Hancock unveiled a $4 million relief fund, from which small businesses in Denver can get up to $7,500 in grants. Those most impacted by the pandemic, such as enterprises in the food industry, will have the highest priority for these grants, according to the mayor.
On March 16, Hancock announced the end of sit-down service at all bars and restaurants, which Governor Jared Polis ordered for the entire state later that day.
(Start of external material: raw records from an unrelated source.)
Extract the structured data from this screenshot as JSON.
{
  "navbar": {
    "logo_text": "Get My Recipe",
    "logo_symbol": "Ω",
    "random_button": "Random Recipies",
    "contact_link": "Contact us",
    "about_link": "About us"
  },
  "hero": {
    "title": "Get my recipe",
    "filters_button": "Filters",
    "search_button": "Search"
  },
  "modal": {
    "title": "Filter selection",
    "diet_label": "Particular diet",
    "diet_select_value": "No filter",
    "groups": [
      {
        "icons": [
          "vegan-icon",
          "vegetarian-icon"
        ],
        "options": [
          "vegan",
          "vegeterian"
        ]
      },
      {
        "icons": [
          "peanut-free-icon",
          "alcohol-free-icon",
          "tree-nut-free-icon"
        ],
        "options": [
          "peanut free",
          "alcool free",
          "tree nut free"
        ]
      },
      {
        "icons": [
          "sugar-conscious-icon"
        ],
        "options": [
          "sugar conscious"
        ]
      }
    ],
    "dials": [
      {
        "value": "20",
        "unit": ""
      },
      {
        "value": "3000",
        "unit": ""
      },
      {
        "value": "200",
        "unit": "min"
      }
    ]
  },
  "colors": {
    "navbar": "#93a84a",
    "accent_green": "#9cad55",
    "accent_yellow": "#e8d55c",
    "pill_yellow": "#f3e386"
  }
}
Thousands of people who had been working in the hospitality industry have since been laid off.
The city will also waive the 15 percent late-payment fee on certain business taxes for February and March.
Additionally, Denver Arts & Venues is making grants of up to $1,000 each available to artists who are out of work or struggling financially because of the COVID-19 pandemic and related venue closures.
"Mary Louise reminded me not to forget our artists, who will be disproportionately affected by our shutdown," Hancock said in reference to his wife, a singer and actress.
For businesses that need a major cash injection, the city will assist them in applying for an Economic Injury Disaster Loan from the federal government, which can lend businesses up to $2 million.
And in an announcement that will delight many Denver residents, Hancock said that the Department of Transportation and Infrastructure will suspend enforcement of parking meters; time-limited, non-metered parking areas; residential permit parking areas; spaces with 72-hour parking limits; school bus loading zones...and booting.
"I want to thank everybody who reached out to us on social media platforms," he said, in reference to complaints the city had received regarding parking enforcement.
There will also be a "month-long virtual job fair" for Denver city jobs.
As of March 18, there have been 216 confirmed COVID-19 cases in Colorado, 43 of them in Denver.
Find more information about these assistance programs here.